[Collected data]
┌──
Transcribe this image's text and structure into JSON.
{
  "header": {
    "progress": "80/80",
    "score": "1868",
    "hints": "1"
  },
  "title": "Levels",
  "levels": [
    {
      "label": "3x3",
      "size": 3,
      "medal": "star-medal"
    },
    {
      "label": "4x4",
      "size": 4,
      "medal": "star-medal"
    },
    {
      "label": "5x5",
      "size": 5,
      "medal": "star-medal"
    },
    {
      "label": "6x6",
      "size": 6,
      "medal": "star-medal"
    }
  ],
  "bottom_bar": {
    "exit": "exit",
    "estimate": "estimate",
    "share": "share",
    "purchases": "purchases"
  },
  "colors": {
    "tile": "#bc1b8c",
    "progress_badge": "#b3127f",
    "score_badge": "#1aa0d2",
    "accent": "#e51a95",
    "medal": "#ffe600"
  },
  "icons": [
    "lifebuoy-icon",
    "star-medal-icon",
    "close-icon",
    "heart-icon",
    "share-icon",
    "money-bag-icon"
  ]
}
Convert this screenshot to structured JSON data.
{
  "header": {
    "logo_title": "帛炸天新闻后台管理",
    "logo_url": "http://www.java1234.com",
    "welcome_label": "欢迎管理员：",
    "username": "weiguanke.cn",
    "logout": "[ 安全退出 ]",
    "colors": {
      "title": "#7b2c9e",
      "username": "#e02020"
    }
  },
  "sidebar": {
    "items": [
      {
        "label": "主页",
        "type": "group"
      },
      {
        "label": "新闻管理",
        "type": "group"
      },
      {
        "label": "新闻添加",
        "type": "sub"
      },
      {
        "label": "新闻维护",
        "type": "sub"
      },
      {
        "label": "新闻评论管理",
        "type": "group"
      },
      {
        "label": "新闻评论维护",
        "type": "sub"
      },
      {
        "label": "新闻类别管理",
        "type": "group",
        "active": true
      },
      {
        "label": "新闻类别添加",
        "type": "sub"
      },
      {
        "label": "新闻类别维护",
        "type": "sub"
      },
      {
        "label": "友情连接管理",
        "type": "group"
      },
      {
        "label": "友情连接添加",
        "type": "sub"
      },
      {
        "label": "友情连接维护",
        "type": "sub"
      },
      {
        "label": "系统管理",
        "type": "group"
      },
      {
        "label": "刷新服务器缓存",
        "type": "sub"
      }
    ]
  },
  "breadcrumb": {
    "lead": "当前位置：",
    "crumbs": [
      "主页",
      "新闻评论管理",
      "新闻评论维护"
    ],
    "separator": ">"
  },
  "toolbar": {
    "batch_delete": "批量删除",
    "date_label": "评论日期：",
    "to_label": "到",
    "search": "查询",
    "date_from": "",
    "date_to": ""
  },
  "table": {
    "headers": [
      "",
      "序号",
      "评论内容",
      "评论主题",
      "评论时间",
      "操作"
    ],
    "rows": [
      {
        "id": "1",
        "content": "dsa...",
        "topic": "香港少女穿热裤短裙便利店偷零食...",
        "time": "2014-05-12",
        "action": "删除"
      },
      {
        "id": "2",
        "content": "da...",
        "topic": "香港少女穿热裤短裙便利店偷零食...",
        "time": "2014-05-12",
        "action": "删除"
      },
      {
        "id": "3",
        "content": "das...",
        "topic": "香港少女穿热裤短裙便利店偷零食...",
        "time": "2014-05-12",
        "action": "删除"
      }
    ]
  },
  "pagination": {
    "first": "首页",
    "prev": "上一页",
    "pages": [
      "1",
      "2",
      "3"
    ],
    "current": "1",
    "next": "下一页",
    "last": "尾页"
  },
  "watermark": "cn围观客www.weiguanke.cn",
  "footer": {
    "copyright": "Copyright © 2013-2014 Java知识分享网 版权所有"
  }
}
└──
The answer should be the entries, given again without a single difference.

Transcribe this image's text and structure into JSON.
{
  "header": {
    "progress": "80/80",
    "score": "1868",
    "hints": "1"
  },
  "title": "Levels",
  "levels": [
    {
      "label": "3x3",
      "size": 3,
      "medal": "star-medal"
    },
    {
      "label": "4x4",
      "size": 4,
      "medal": "star-medal"
    },
    {
      "label": "5x5",
      "size": 5,
      "medal": "star-medal"
    },
    {
      "label": "6x6",
      "size": 6,
      "medal": "star-medal"
    }
  ],
  "bottom_bar": {
    "exit": "exit",
    "estimate": "estimate",
    "share": "share",
    "purchases": "purchases"
  },
  "colors": {
    "tile": "#bc1b8c",
    "progress_badge": "#b3127f",
    "score_badge": "#1aa0d2",
    "accent": "#e51a95",
    "medal": "#ffe600"
  },
  "icons": [
    "lifebuoy-icon",
    "star-medal-icon",
    "close-icon",
    "heart-icon",
    "share-icon",
    "money-bag-icon"
  ]
}
Convert this screenshot to structured JSON data.
{
  "header": {
    "logo_title": "帛炸天新闻后台管理",
    "logo_url": "http://www.java1234.com",
    "welcome_label": "欢迎管理员：",
    "username": "weiguanke.cn",
    "logout": "[ 安全退出 ]",
    "colors": {
      "title": "#7b2c9e",
      "username": "#e02020"
    }
  },
  "sidebar": {
    "items": [
      {
        "label": "主页",
        "type": "group"
      },
      {
        "label": "新闻管理",
        "type": "group"
      },
      {
        "label": "新闻添加",
        "type": "sub"
      },
      {
        "label": "新闻维护",
        "type": "sub"
      },
      {
        "label": "新闻评论管理",
        "type": "group"
      },
      {
        "label": "新闻评论维护",
        "type": "sub"
      },
      {
        "label": "新闻类别管理",
        "type": "group",
        "active": true
      },
      {
        "label": "新闻类别添加",
        "type": "sub"
      },
      {
        "label": "新闻类别维护",
        "type": "sub"
      },
      {
        "label": "友情连接管理",
        "type": "group"
      },
      {
        "label": "友情连接添加",
        "type": "sub"
      },
      {
        "label": "友情连接维护",
        "type": "sub"
      },
      {
        "label": "系统管理",
        "type": "group"
      },
      {
        "label": "刷新服务器缓存",
        "type": "sub"
      }
    ]
  },
  "breadcrumb": {
    "lead": "当前位置：",
    "crumbs": [
      "主页",
      "新闻评论管理",
      "新闻评论维护"
    ],
    "separator": ">"
  },
  "toolbar": {
    "batch_delete": "批量删除",
    "date_label": "评论日期：",
    "to_label": "到",
    "search": "查询",
    "date_from": "",
    "date_to": ""
  },
  "table": {
    "headers": [
      "",
      "序号",
      "评论内容",
      "评论主题",
      "评论时间",
      "操作"
    ],
    "rows": [
      {
        "id": "1",
        "content": "dsa...",
        "topic": "香港少女穿热裤短裙便利店偷零食...",
        "time": "2014-05-12",
        "action": "删除"
      },
      {
        "id": "2",
        "content": "da...",
        "topic": "香港少女穿热裤短裙便利店偷零食...",
        "time": "2014-05-12",
        "action": "删除"
      },
      {
        "id": "3",
        "content": "das...",
        "topic": "香港少女穿热裤短裙便利店偷零食...",
        "time": "2014-05-12",
        "action": "删除"
      }
    ]
  },
  "pagination": {
    "first": "首页",
    "prev": "上一页",
    "pages": [
      "1",
      "2",
      "3"
    ],
    "current": "1",
    "next": "下一页",
    "last": "尾页"
  },
  "watermark": "cn围观客www.weiguanke.cn",
  "footer": {
    "copyright": "Copyright © 2013-2014 Java知识分享网 版权所有"
  }
}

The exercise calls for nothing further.